Time Don’t Stop for Nobody is a movement-based performance related to the perception of age. A small ensemble of four performers, each 25-30 years apart, collaborate to highlight their shared experiences on the progression of growing up.
A hundred people aged 5 – 96 years old answered a requested questionnaire. Fisher and her fellow performers thoroughly investigated the provocative and inspiring answers to help guide the structure of this intimate performance with music, dance and text. Questions included: Do you like the age you are? What makes you feel grown-up? How do you change with age?
Pablo Vela, Mina Nishimura, Leo Garcia and Ellen Fisher

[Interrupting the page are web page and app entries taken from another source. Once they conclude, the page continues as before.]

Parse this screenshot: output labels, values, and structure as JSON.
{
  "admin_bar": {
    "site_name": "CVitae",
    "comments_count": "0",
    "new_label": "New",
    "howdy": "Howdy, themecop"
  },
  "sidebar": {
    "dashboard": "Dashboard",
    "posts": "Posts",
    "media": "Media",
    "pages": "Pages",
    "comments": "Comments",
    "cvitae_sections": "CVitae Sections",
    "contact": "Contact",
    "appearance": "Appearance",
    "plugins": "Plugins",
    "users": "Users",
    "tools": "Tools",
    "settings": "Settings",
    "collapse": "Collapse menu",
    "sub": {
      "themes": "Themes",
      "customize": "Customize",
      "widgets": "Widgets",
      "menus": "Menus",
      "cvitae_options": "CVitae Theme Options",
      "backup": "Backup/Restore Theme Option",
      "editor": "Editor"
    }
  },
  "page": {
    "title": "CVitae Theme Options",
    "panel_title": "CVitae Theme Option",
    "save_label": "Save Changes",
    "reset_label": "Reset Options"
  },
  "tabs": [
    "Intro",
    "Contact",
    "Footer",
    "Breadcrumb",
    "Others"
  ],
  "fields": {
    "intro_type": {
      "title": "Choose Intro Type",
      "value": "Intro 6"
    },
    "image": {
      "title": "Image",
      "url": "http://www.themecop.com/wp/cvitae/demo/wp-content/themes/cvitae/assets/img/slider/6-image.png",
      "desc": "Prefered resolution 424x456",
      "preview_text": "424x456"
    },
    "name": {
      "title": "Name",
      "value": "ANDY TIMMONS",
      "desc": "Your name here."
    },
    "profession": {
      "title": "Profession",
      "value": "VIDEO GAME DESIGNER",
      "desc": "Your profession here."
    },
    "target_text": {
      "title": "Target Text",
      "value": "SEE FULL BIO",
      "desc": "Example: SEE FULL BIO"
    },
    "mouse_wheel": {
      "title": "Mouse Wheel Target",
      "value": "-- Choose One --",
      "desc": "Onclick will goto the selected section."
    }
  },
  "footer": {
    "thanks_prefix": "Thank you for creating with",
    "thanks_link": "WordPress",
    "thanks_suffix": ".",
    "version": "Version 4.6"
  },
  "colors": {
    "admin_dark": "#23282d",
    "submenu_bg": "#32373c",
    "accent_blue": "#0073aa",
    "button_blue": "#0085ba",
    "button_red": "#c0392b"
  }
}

Ellen Fisher is a movement based performance artist whose work combines gestural actions with visual components such as film, shadow play, objects and puppets. She has received funding for her solo work from NEA, NYFA, Jerome Foundation and others. Ellen Fisher began performing with Meredith Monk/The House in the ’70’s, and continues today. Fisher’s performance work is informed by ethnographic research in trance dance and rituals of South Asia, particularly Sri Lanka where she received grants from Asian Cultural Council and Fulbright as a senior scholar. Fisher continues to teach and collaborate with artists on community intergenerational and intercultural projects, both domestically and internationally.
Pablo Vela has been a member of Meredith Monk/The House since 1975, appearing in theater productions such as Quarry and Specimen Days and on film in Book of Days and Ellis Island. He was also associate director of Monk’s opera ATLAS, American Archeology #1, and Politics of Quiet. He received his theater training at Yale University and, in addition, studied with Viola Spolin (improvisation) and Jacques Lecoq (mask and mime). His work as performer/director/teacher has been presented throughout the United States and Canada as well as Europe and Central America. Vela has created a series of memorable cabaret performances in New York City. The 11th Hour Lounge and Particular People (1&2) were performed in Manhattan, the later at LaMaMa. WB Club WB (a tribute to film noir) and das MAX cabaret (inspired by the paintings of Max Beckman) were presented at the fabled BACA Downtown in Brooklyn. Cocktail Cabaret, was seen at The Club/LaMaMa. In the past, Vela has taught at institutions such as the Dell’Arte School in California, Denmark’s National Theater School, and The Trinity/LaMama Performance Arts Program.
Mina Nishimura, from Tokyo, was introduced to butoh and improvisational dance through Kota Yamazaki while completing the International Program at Merce Cunningham Studio. While making her own work, she has been fortunate to work as performer with various artists in dance, theater, music and film, in recent years, such as Vicky Shick, SIA, Dean Moss, Neil Greenburg, Celia-Rowlson Hall, Nami Yamamoto and Ursula Eagly. She is currently working with John Jasperse, Rahsun Mitchell+Silas Riener and Kota Yamazaki. She was the danceweb scholar at Impulse Tanz (Vienna) in 2009, and has been the Artist-in-Residence at Brooklyn Arts Exchange in 2010-11, Chez Bushwick in 2013, Movement Research in 2013-15, and Camargo Foundation (France) in 2017. Her latest evening-length work, Bladder Inn (and X, Y, Z, W), commissioned by Danspace Project was just premiered in the past February. She is currently on the Faculty at Movement Research.
Leonardo A Garcia – I’m a 12 year old boy living in Queens, New York. I have a sister named Sophia she is 10 years old. My full name is Leonardo Andres Garcia but I like to be called Leo. On my free time I like to play video games and soccer when I have a ball and someone to play with. I go to middle school in Woodside,this is my first year in middle school. My favorite subject is math and social studies. My favorite hobbies are acting and old school music. I was born in the USA but my dad is from Ecuador and my mom is Uruguayan. My favorite animal is the dolphin.
La MaMa Moves! Dance Festival
La MaMa Moves! Dance Festival continues to support La MaMa’s commitment to presenting diverse performance styles that challenge audience’s perception of dance by featuring performance/installations, experimental film screenings & public symposiums which address dance artists’ engagement with the current political climate, as well as honoring diasporic histories and legacy, ancestral inspirations and inter-generational dialogue.